Exercise instructions: Copy out each line of the listing below that contains the word "icon".

------ Data for this task ------

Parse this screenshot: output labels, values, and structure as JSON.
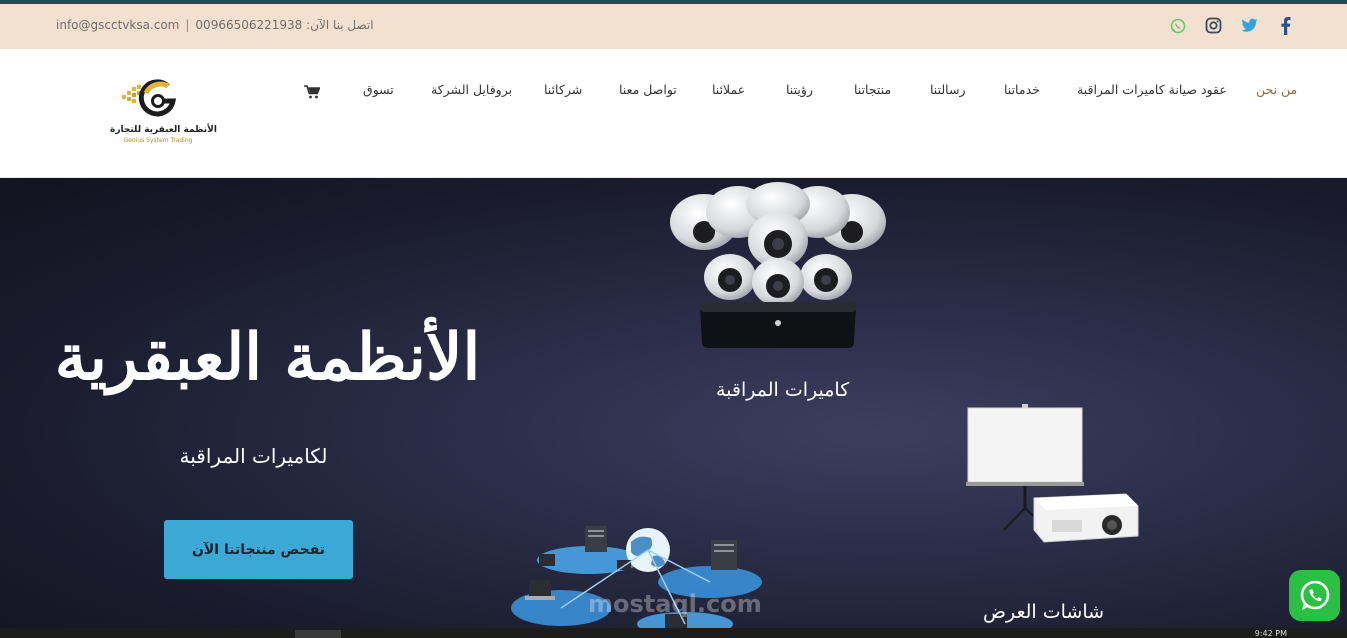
{
  "topbar": {
    "email": "info@gscctvksa.com",
    "separator": "|",
    "phone_text": "اتصل بنا الآن: 00966506221938",
    "social": [
      "facebook-icon",
      "twitter-icon",
      "instagram-icon",
      "whatsapp-icon"
    ]
  },
  "logo": {
    "name": "الأنظمة العبقرية للتجارة",
    "subtitle": "Genius System Trading"
  },
  "nav": {
    "items": [
      "من نحن",
      "عقود صيانة كاميرات المراقبة",
      "خدماتنا",
      "رسالتنا",
      "منتجاتنا",
      "رؤيتنا",
      "عملائنا",
      "تواصل معنا",
      "شركائنا",
      "بروفايل الشركة",
      "تسوق"
    ]
  },
  "hero": {
    "title": "الأنظمة العبقرية",
    "subtitle": "لكاميرات المراقبة",
    "cta": "تفحص منتجاتنا الآن",
    "caption_cameras": "كاميرات المراقبة",
    "caption_screens": "شاشات العرض",
    "watermark": "mostaql.com"
  },
  "taskbar": {
    "clock": "9:42 PM"
  },
  "colors": {
    "accent_blue": "#3aa9d6",
    "topbar_bg": "#f3e1cf",
    "nav_active": "#8a6b43",
    "whatsapp": "#29c043"
  }
}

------

Task answer:
      "facebook-icon",
      "twitter-icon",
      "instagram-icon",
      "whatsapp-icon"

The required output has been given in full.